I’m not sure if you guys are aware, but he’s not currently with the brand anymore. He was brought in to ignite and start both of those brands, and to give the brands a really strong premium position, and he has recently moved onto other things. But right now, we are managing from a different perspective – a few different leaders are involved, still supportive of a premium perspective and still balancing the heritage part and obviously the modernity of Made & Crafted.

Having worked for sports brands prior to Levi’s, and as Made & Crafted applies a forward approach, do you ever consider to incorporate sportswear innovation to the brand?

That’s a good question. Maybe not sportswear innovation, but innovation, yes. I think with the brand you may experience in both Levi’s Red Tab and within LVC (Levi’s Vintage Clothing), most importantly Made & Crafted, is innovation for us really comes down to fabric, fit, function and finish. When we say we’re obsessed on details, we’re also obsessed with the normal or the foundation processes to produce product. That’s how I would sum it up as that.

Sustainability is an important issue with brands nowadays, how does the Levi’s XX division plan to carry that out?

It’s absolutely an important issue. We don’t communicate it as broadly to our consumer base at that pinnacle level as Red Tab, but we are partnered on the same mission – it’s the same brand mission for sustainability. So we implement or incorporate as much into the construction into our materials, our product and our sourcing as we possibly can.

How does a product become a Levi’s Made & Crafted product?

We have a different product team. We have some of the most imaginative and creative designers working on Made & Crafted. They’re also working on the heritage aspect of the line. Their fundamental mindset or foundation to where they get their insight is really rooted in the brand. So as they begin to develop and come up with concepts into the future, it’s basically developed by understanding where the brand wants to go and making sure we’re current in the marketplace as far as trend goes for both men and women.

It’s said that Levi’s XX is about customers finding about the brand and not the other way around. Can you explain this a little bit more?

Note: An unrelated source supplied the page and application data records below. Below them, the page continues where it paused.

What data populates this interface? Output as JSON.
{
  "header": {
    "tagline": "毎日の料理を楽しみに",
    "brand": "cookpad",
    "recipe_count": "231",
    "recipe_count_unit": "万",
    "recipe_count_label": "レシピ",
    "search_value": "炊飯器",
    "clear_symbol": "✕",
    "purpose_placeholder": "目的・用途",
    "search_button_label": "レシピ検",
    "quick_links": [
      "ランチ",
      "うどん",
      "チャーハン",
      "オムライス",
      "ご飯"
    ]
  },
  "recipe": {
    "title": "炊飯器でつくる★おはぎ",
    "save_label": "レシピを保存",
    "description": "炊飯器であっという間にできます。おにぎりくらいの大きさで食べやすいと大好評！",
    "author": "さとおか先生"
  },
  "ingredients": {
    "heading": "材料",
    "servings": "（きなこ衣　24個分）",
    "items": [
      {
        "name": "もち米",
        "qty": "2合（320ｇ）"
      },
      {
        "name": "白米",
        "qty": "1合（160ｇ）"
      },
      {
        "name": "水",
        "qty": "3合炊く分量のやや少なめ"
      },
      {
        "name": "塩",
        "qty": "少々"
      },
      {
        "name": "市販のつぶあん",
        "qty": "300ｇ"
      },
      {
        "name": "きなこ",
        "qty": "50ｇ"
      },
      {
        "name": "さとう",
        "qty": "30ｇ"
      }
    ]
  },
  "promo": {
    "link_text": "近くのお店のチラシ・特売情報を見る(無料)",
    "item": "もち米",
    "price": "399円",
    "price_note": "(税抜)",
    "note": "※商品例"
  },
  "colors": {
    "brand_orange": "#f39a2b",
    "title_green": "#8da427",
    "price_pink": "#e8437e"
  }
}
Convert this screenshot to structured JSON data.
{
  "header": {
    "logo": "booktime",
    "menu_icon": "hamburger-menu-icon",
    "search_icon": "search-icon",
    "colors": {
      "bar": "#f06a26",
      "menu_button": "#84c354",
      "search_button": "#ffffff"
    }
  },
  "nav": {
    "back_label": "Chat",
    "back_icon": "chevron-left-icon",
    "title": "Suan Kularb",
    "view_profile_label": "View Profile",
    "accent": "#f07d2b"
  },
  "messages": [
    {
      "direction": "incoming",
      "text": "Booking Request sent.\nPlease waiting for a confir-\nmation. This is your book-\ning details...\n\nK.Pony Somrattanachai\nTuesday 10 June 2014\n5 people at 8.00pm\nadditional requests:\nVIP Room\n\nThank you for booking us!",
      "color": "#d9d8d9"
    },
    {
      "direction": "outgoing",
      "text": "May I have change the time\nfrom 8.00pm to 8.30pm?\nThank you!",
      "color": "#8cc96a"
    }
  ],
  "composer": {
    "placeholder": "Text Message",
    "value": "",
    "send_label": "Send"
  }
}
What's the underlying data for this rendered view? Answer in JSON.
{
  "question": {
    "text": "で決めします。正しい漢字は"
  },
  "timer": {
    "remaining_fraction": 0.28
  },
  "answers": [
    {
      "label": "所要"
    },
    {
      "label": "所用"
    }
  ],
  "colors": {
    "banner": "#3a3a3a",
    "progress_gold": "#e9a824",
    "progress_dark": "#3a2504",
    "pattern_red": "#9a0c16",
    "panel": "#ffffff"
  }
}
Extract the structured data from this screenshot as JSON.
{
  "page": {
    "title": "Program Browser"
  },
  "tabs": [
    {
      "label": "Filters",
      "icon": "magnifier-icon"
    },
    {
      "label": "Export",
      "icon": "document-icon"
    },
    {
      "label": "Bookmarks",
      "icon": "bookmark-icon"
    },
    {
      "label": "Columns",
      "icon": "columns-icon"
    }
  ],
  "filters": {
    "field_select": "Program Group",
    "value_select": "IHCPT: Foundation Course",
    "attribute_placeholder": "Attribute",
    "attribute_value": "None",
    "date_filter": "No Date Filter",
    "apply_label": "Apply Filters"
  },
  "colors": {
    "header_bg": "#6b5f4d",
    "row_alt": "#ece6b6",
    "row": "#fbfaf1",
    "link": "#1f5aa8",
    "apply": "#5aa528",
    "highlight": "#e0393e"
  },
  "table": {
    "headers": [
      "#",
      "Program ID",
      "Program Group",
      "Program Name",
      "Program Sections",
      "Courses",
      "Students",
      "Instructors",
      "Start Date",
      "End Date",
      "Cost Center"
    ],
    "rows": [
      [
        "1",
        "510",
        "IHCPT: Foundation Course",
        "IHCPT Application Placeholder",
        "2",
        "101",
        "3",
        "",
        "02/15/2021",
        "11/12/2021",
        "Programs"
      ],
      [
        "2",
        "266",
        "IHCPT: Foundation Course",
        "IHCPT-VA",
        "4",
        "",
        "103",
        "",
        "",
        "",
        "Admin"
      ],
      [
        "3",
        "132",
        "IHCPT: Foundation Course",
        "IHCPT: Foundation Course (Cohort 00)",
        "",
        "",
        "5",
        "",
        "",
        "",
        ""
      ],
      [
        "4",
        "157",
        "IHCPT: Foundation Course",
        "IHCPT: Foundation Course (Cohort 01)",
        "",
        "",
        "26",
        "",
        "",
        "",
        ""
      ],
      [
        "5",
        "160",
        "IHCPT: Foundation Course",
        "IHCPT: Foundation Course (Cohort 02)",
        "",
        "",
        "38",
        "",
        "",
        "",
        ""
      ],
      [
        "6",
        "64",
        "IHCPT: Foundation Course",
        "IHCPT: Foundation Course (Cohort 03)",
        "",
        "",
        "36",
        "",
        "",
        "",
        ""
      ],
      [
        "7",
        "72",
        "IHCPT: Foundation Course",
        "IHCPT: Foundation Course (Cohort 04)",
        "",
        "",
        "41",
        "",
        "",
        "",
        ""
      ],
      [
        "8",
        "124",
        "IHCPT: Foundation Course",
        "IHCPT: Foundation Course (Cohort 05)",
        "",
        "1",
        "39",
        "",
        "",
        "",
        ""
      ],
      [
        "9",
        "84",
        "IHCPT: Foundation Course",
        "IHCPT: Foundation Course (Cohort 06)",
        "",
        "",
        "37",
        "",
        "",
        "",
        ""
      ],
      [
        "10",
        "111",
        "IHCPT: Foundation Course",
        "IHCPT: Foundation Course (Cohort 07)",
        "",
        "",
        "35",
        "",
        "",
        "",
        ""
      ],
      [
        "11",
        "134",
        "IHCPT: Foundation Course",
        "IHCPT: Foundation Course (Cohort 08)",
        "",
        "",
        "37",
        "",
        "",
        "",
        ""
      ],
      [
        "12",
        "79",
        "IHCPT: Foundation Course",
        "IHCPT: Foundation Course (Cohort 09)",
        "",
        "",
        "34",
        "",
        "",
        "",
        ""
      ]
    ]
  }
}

I think the original intent of both LVC and Made & Crafted was to sort position and to build some awareness through the really focused consumer target and really strong distribution strategy. As move forward, you’ll probably get more communication from each one of the brands, so we really, really targeted a focussed consumer base and from that we keep the conversation with them authentic and sincere, and also just broadening our exposure of both of the brands in the future.

The 501 is the prize piece for Levi’s Vintage, evolving from its inception through World War II until the 1970’s. Which is your favourite variation and why?

That’s a good question again. I’m torn between two right now; the ’54 and the ’44. I have to say the 501 1954 is my favourite because it’s got a nice tapered fit; it’s the only time the 501 came with a zipper and it was a really interesting time – if you look at culture it was a really interesting moment, so it had a lot of affect on styling and stuff like that, it has an interesting story behind it.

Is Levi’s Made & Crafted a testing ground of sorts that could trickle down in-line?

It’s not its intent. I think what we have Made & Crafted positioned as is a modern premium expression of Levi’s. It allows our Levi’s consumer that has become more sophisticated in their interests in product or insights around them to grow with the brand. And most importantly it brings in new consumers to experience the brand. It allows people who haven’t experienced Levi’s in a long time to experience a fresh modern perspective of it and just kind of reenergises the whole brand of Levi’s.


Interview: Denis Yong

Photography: Magdi Fernandes

Words by dyong